What happened? Harry Truman was fond of quoting Mark Twain: “When in doubt, do right. This will gratify some people and astonish the rest.” Now and then, politicians have a “goddammit” moment. Obama’s position had clearly shifted on the issue (who was he kidding with his talk of having “evolved” but being unwilling to make news?), and there was never going to be a better time to make the switch than now–at least not while he is certain to be a non-lame-duck president.
So Obama decided it’s worth a roll of the dice to make history. Which is what he has done.
As of his announcement, favoring gay marriage is now fully, indisputably, and permanently a mainstream political position. All hint of weirdness or stigma is gone. It is also now the stated position of one of the two major political parties (only 16 years after President Bill Clinton, a Democrat, signed the anti-gay-marriage Defense of Marriage Act). Precisely because the issue is unlikely to decide the election this year, November’s result will not revoke the issue’s promotion in status even if Obama loses. Though gay couples have not achieved full legal equality, gay marriage, as an issue, has achieved full political equality. That is a landmark in the ongoing marriage debate.
Rauch goes on to speculate that Obama’s statement might influence the Justices should the Prop 8 case or DOMA litigation reach them. That’s possible, but I’m dubious. This Supreme Court has not been shy about disagreeing with the Executive Branch. For goodness’ sake, Justice Alito delivered a visual advisory opinion to him during the State of the Union speech days after the Citizens United decision. I think they’ll decide the issue independently of what President Obama, or President Romney, personally thinks about it. The bigger constitutional landmark was the Obama Justice Department’s conclusion that DOMA is unconstitutional because it cannot meet the heightened scrutiny that the DOJ argued is applicable to discrimination based on sexual orientation.
The rest of what Rauch says, however, seems spot on to me. It’s easy to be cynical about everything politicians do, and I yield to few people in my skepticism of officeholders. I spoke to many Minnesota lawmakers last year who voted to place an anti-gay marriage limitation on the ballot, yet privately expressed their misgivings about it. President Obama himself has a tortured public history on the issue, moving from support when he ran for state office in 1996, to opposition when he ran for U.S. Senate in 2004 and president in 2008, to support now. It’s obvious that he privately supported gay marriage for years, so his evolution was for public consumption.
Nevertheless, watching him closely on TV, I had a hard time mustering cynicism about the president’s words. He must know his public support is not obviously a net political plus for him in November.
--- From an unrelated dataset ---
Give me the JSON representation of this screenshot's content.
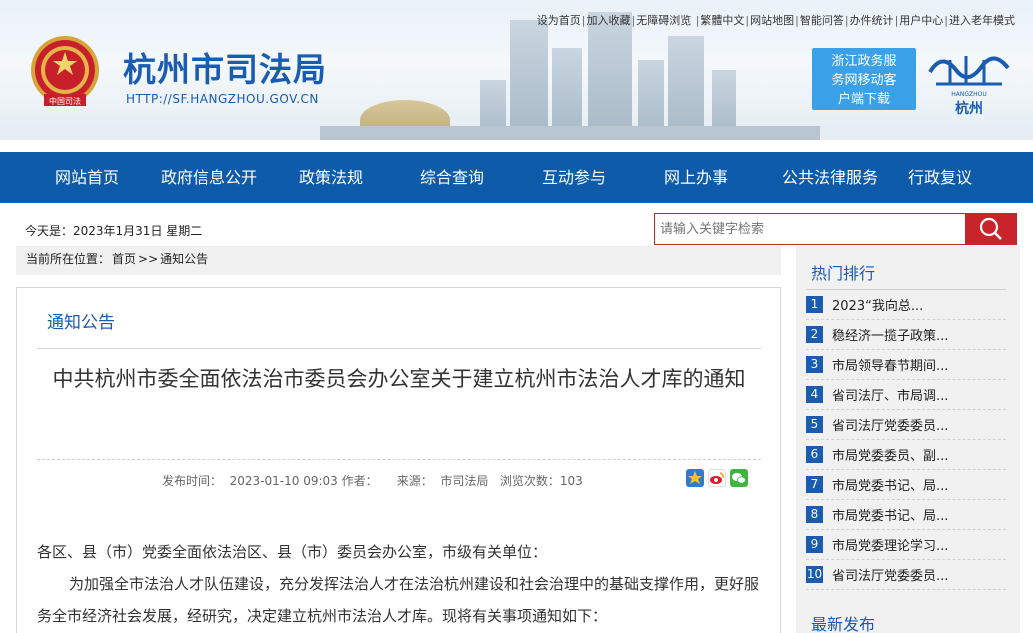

And his description today of his discussions with his family, his experience of talking to young adults (including young Republicans) for whom opposition to gay marriage is baffling, and his understanding of the hardships faced by gay families, including those headed by openly gay servicemembers, seemed genuine. His words echoed the conclusions now reached by about half of the American people. On this issue, as on others, the president may be leading from behind. But it matters when presidents lead, as when Lyndon Johnson declared civil rights a “moral issue” and announced on national television, “We shall overcome.” The president’s endorsement won’t matter to people who’ve made up their minds to oppose marriage for gay couples, but many others are listening.